# DATASET RECORDS:
======
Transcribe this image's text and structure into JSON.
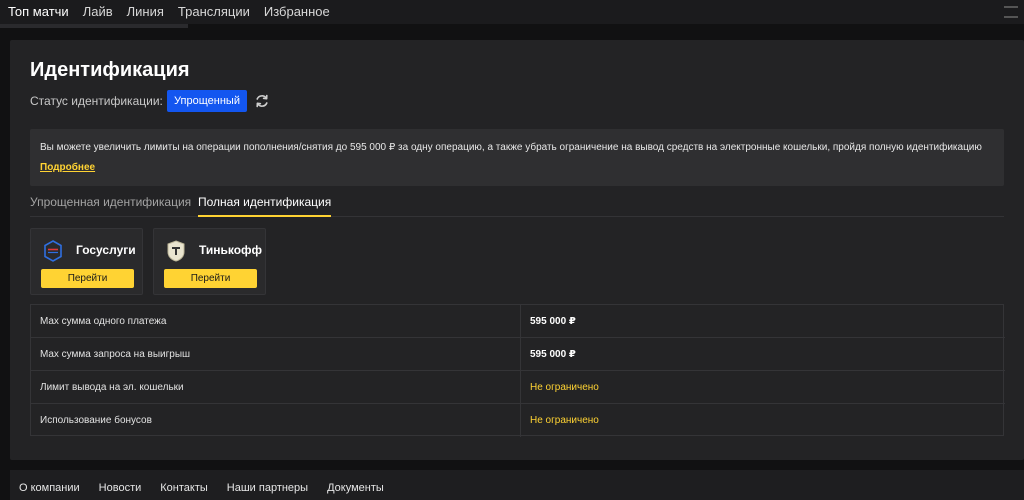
{
  "topnav": {
    "items": [
      "Топ матчи",
      "Лайв",
      "Линия",
      "Трансляции",
      "Избранное"
    ]
  },
  "identification": {
    "title": "Идентификация",
    "status_label": "Статус идентификации:",
    "status_value": "Упрощенный",
    "notice_text": "Вы можете увеличить лимиты на операции пополнения/снятия до 595 000 ₽ за одну операцию, а также убрать ограничение на вывод средств на электронные кошельки, пройдя полную идентификацию",
    "notice_link": "Подробнее",
    "tabs": [
      {
        "label": "Упрощенная идентификация",
        "active": false
      },
      {
        "label": "Полная идентификация",
        "active": true
      }
    ],
    "providers": [
      {
        "name": "Госуслуги",
        "button": "Перейти",
        "icon": "gosuslugi-logo"
      },
      {
        "name": "Тинькофф",
        "button": "Перейти",
        "icon": "tinkoff-logo"
      }
    ],
    "limits": [
      {
        "label": "Мax сумма одного платежа",
        "value": "595 000 ₽"
      },
      {
        "label": "Мax сумма запроса на выигрыш",
        "value": "595 000 ₽"
      },
      {
        "label": "Лимит вывода на эл. кошельки",
        "value": "Не ограничено"
      },
      {
        "label": "Использование бонусов",
        "value": "Не ограничено"
      }
    ]
  },
  "footer": {
    "links": [
      "О компании",
      "Новости",
      "Контакты",
      "Наши партнеры",
      "Документы"
    ]
  },
  "colors": {
    "accent": "#ffd333",
    "status_badge": "#1356f0"
  }
}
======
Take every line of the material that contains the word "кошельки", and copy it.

    "notice_text": "Вы можете увеличить лимиты на операции пополнения/снятия до 595 000 ₽ за одну операцию, а также убрать ограничение на вывод средств на электронные кошельки, пройдя полную идентификацию",
        "label": "Лимит вывода на эл. кошельки",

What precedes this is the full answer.